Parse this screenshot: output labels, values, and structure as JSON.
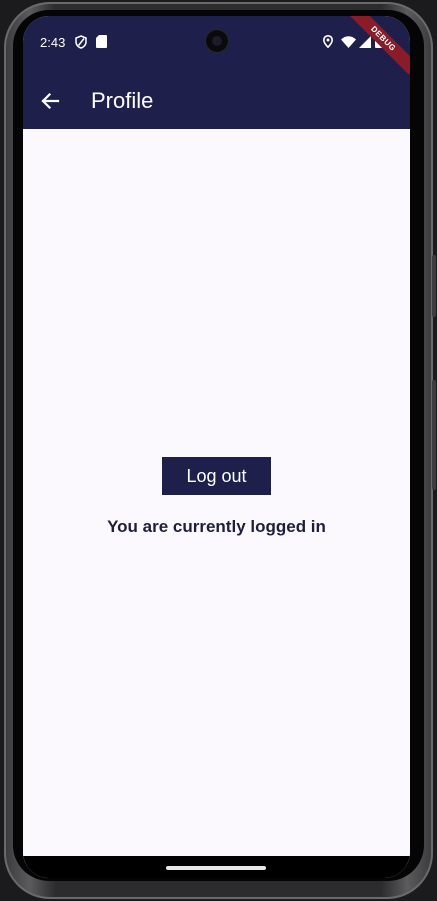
{
  "status_bar": {
    "time": "2:43",
    "icons_left": [
      "shield-icon",
      "sd-card-icon"
    ],
    "icons_right": [
      "location-icon",
      "wifi-icon",
      "signal-icon",
      "battery-icon"
    ]
  },
  "debug_banner": {
    "label": "DEBUG"
  },
  "app_bar": {
    "back_icon": "arrow-left-icon",
    "title": "Profile"
  },
  "main": {
    "logout_label": "Log out",
    "status_message": "You are currently logged in"
  },
  "colors": {
    "primary": "#1e1f4b",
    "background": "#fcf9fe",
    "text": "#1e1f3a",
    "debug": "#8a1c2a"
  }
}
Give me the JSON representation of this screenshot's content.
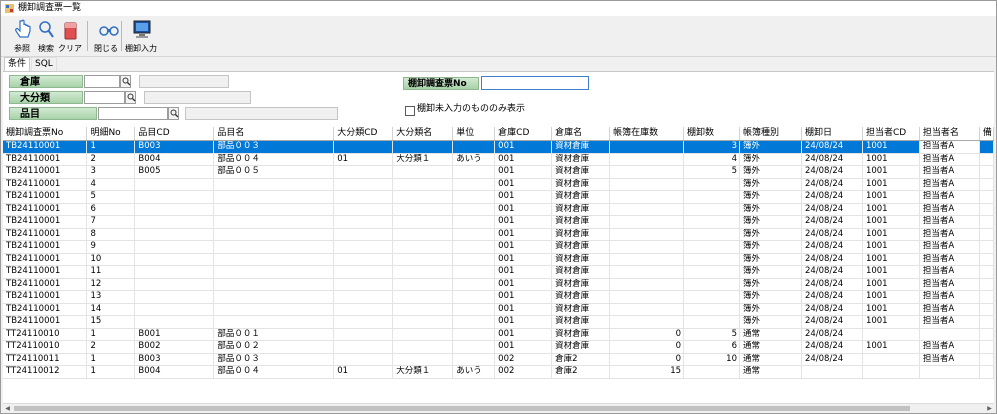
{
  "window": {
    "title": "棚卸調査票一覧"
  },
  "toolbar": {
    "buttons": [
      {
        "label": "参照",
        "icon": "hand-pointer-icon"
      },
      {
        "label": "検索",
        "icon": "magnifier-icon"
      },
      {
        "label": "クリア",
        "icon": "eraser-icon"
      },
      {
        "label": "閉じる",
        "icon": "binoculars-icon"
      },
      {
        "label": "棚卸入力",
        "icon": "computer-monitor-icon"
      }
    ]
  },
  "tabs": [
    {
      "label": "条件"
    },
    {
      "label": "SQL"
    }
  ],
  "conditions": {
    "warehouse_label": "倉庫",
    "category_label": "大分類",
    "item_label": "品目",
    "survey_no_label": "棚卸調査票No",
    "survey_no_value": "",
    "unentered_only_label": "棚卸未入力のもののみ表示",
    "unentered_only_checked": false
  },
  "grid": {
    "columns": [
      "棚卸調査票No",
      "明細No",
      "品目CD",
      "品目名",
      "大分類CD",
      "大分類名",
      "単位",
      "倉庫CD",
      "倉庫名",
      "帳簿在庫数",
      "棚卸数",
      "帳簿種別",
      "棚卸日",
      "担当者CD",
      "担当者名",
      "備"
    ],
    "rows": [
      [
        "TB24110001",
        "1",
        "B003",
        "部品００３",
        "",
        "",
        "",
        "001",
        "資材倉庫",
        "",
        "3",
        "簿外",
        "24/08/24",
        "1001",
        "担当者A",
        ""
      ],
      [
        "TB24110001",
        "2",
        "B004",
        "部品００４",
        "01",
        "大分類１",
        "あいう",
        "001",
        "資材倉庫",
        "",
        "4",
        "簿外",
        "24/08/24",
        "1001",
        "担当者A",
        ""
      ],
      [
        "TB24110001",
        "3",
        "B005",
        "部品００５",
        "",
        "",
        "",
        "001",
        "資材倉庫",
        "",
        "5",
        "簿外",
        "24/08/24",
        "1001",
        "担当者A",
        ""
      ],
      [
        "TB24110001",
        "4",
        "",
        "",
        "",
        "",
        "",
        "001",
        "資材倉庫",
        "",
        "",
        "簿外",
        "24/08/24",
        "1001",
        "担当者A",
        ""
      ],
      [
        "TB24110001",
        "5",
        "",
        "",
        "",
        "",
        "",
        "001",
        "資材倉庫",
        "",
        "",
        "簿外",
        "24/08/24",
        "1001",
        "担当者A",
        ""
      ],
      [
        "TB24110001",
        "6",
        "",
        "",
        "",
        "",
        "",
        "001",
        "資材倉庫",
        "",
        "",
        "簿外",
        "24/08/24",
        "1001",
        "担当者A",
        ""
      ],
      [
        "TB24110001",
        "7",
        "",
        "",
        "",
        "",
        "",
        "001",
        "資材倉庫",
        "",
        "",
        "簿外",
        "24/08/24",
        "1001",
        "担当者A",
        ""
      ],
      [
        "TB24110001",
        "8",
        "",
        "",
        "",
        "",
        "",
        "001",
        "資材倉庫",
        "",
        "",
        "簿外",
        "24/08/24",
        "1001",
        "担当者A",
        ""
      ],
      [
        "TB24110001",
        "9",
        "",
        "",
        "",
        "",
        "",
        "001",
        "資材倉庫",
        "",
        "",
        "簿外",
        "24/08/24",
        "1001",
        "担当者A",
        ""
      ],
      [
        "TB24110001",
        "10",
        "",
        "",
        "",
        "",
        "",
        "001",
        "資材倉庫",
        "",
        "",
        "簿外",
        "24/08/24",
        "1001",
        "担当者A",
        ""
      ],
      [
        "TB24110001",
        "11",
        "",
        "",
        "",
        "",
        "",
        "001",
        "資材倉庫",
        "",
        "",
        "簿外",
        "24/08/24",
        "1001",
        "担当者A",
        ""
      ],
      [
        "TB24110001",
        "12",
        "",
        "",
        "",
        "",
        "",
        "001",
        "資材倉庫",
        "",
        "",
        "簿外",
        "24/08/24",
        "1001",
        "担当者A",
        ""
      ],
      [
        "TB24110001",
        "13",
        "",
        "",
        "",
        "",
        "",
        "001",
        "資材倉庫",
        "",
        "",
        "簿外",
        "24/08/24",
        "1001",
        "担当者A",
        ""
      ],
      [
        "TB24110001",
        "14",
        "",
        "",
        "",
        "",
        "",
        "001",
        "資材倉庫",
        "",
        "",
        "簿外",
        "24/08/24",
        "1001",
        "担当者A",
        ""
      ],
      [
        "TB24110001",
        "15",
        "",
        "",
        "",
        "",
        "",
        "001",
        "資材倉庫",
        "",
        "",
        "簿外",
        "24/08/24",
        "1001",
        "担当者A",
        ""
      ],
      [
        "TT24110010",
        "1",
        "B001",
        "部品００１",
        "",
        "",
        "",
        "001",
        "資材倉庫",
        "0",
        "5",
        "通常",
        "24/08/24",
        "",
        "",
        ""
      ],
      [
        "TT24110010",
        "2",
        "B002",
        "部品００２",
        "",
        "",
        "",
        "001",
        "資材倉庫",
        "0",
        "6",
        "通常",
        "24/08/24",
        "1001",
        "担当者A",
        ""
      ],
      [
        "TT24110011",
        "1",
        "B003",
        "部品００３",
        "",
        "",
        "",
        "002",
        "倉庫2",
        "0",
        "10",
        "通常",
        "24/08/24",
        "",
        "担当者A",
        ""
      ],
      [
        "TT24110012",
        "1",
        "B004",
        "部品００４",
        "01",
        "大分類１",
        "あいう",
        "002",
        "倉庫2",
        "15",
        "",
        "通常",
        "",
        "",
        "",
        ""
      ]
    ]
  },
  "colors": {
    "selection": "#0078d7",
    "label_green": "#a7d2a8"
  }
}
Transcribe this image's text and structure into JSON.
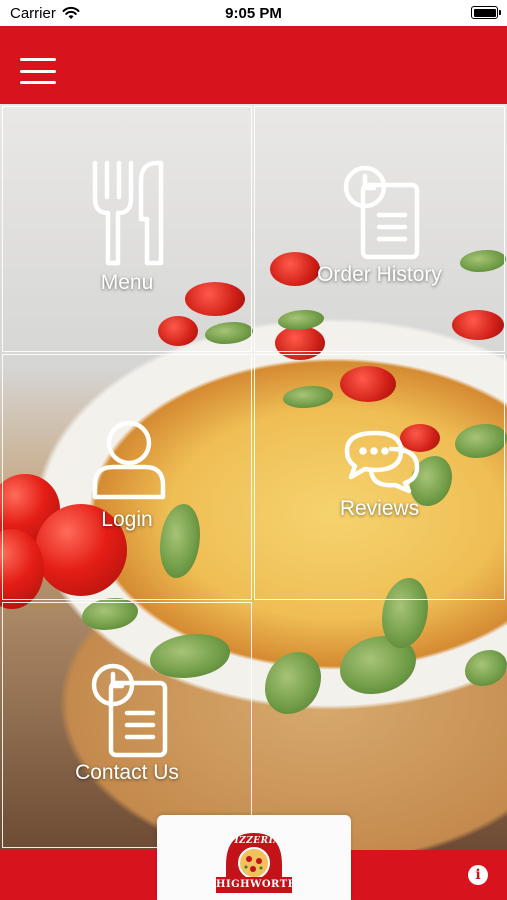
{
  "status_bar": {
    "carrier": "Carrier",
    "time": "9:05 PM"
  },
  "header": {
    "menu_icon": "hamburger-icon"
  },
  "tiles": [
    {
      "label": "Menu",
      "icon": "fork-knife-icon"
    },
    {
      "label": "Order History",
      "icon": "clock-document-icon"
    },
    {
      "label": "Login",
      "icon": "user-icon"
    },
    {
      "label": "Reviews",
      "icon": "chat-bubbles-icon"
    },
    {
      "label": "Contact Us",
      "icon": "clock-document-icon"
    }
  ],
  "footer": {
    "logo_top": "PIZZERIA",
    "logo_bottom": "HIGHWORTH",
    "info_label": "i"
  },
  "colors": {
    "brand_red": "#d7141d",
    "tile_border": "#ffffff"
  }
}
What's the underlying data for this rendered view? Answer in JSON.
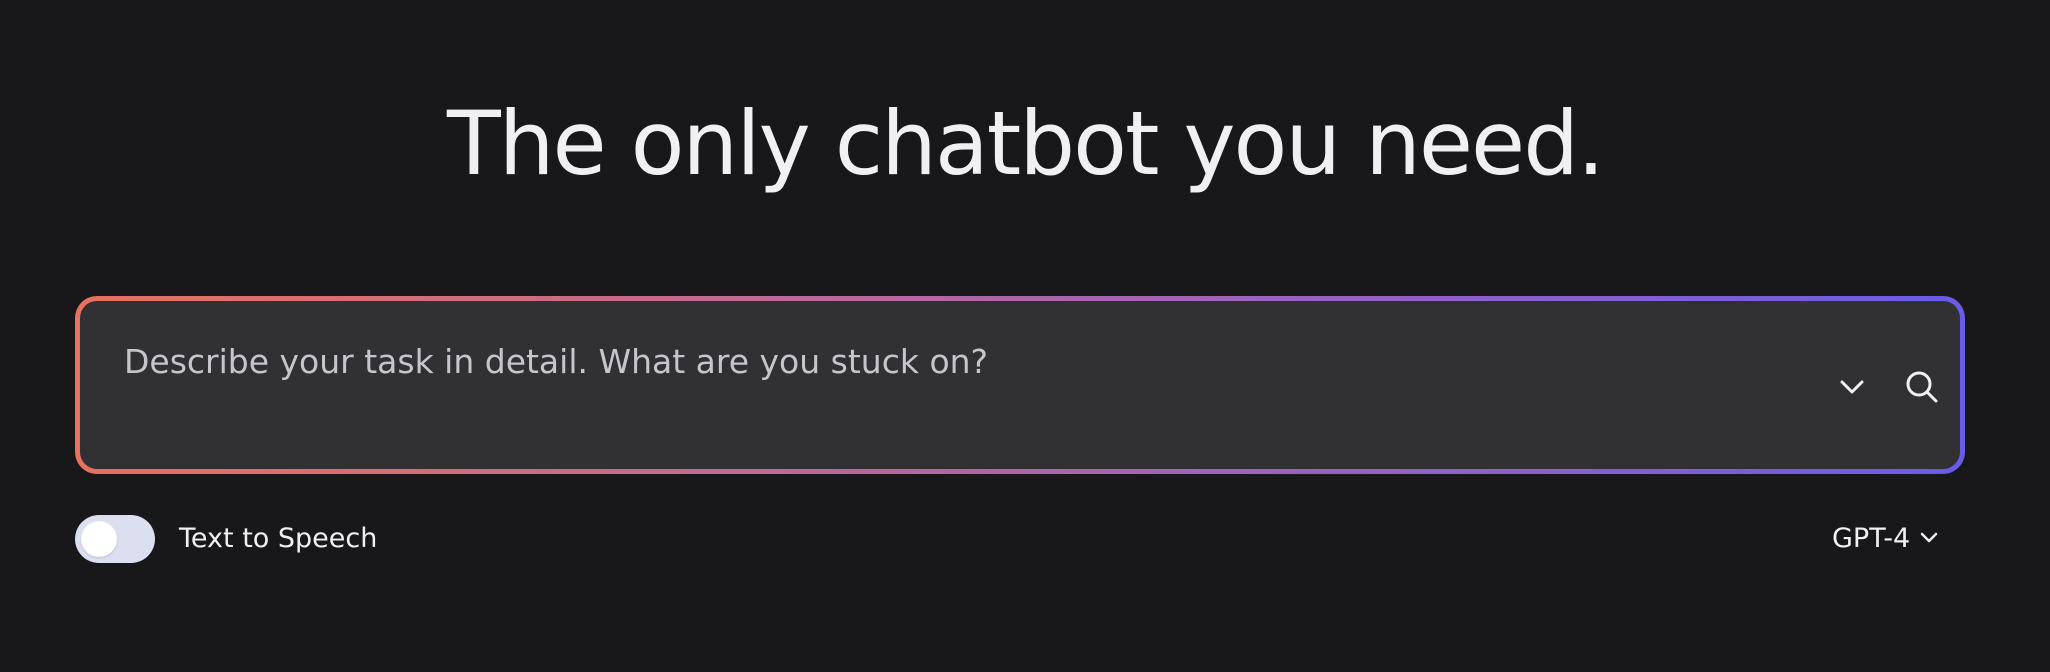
{
  "hero": {
    "title": "The only chatbot you need."
  },
  "prompt": {
    "placeholder": "Describe your task in detail. What are you stuck on?",
    "value": "",
    "chevron_icon": "chevron-down-icon",
    "search_icon": "search-icon",
    "gradient_colors": [
      "#e8715f",
      "#c16a93",
      "#9a62c0",
      "#6a5ce6"
    ]
  },
  "options": {
    "tts_label": "Text to Speech",
    "tts_enabled": false,
    "model_label": "GPT-4",
    "model_icon": "chevron-down-icon"
  }
}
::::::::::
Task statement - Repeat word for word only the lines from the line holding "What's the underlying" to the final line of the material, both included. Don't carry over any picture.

Solution -
What's the underlying data for this rendered view? Answer in JSON.
{
  "hero": {
    "title": "The only chatbot you need."
  },
  "prompt": {
    "placeholder": "Describe your task in detail. What are you stuck on?",
    "value": "",
    "chevron_icon": "chevron-down-icon",
    "search_icon": "search-icon",
    "gradient_colors": [
      "#e8715f",
      "#c16a93",
      "#9a62c0",
      "#6a5ce6"
    ]
  },
  "options": {
    "tts_label": "Text to Speech",
    "tts_enabled": false,
    "model_label": "GPT-4",
    "model_icon": "chevron-down-icon"
  }
}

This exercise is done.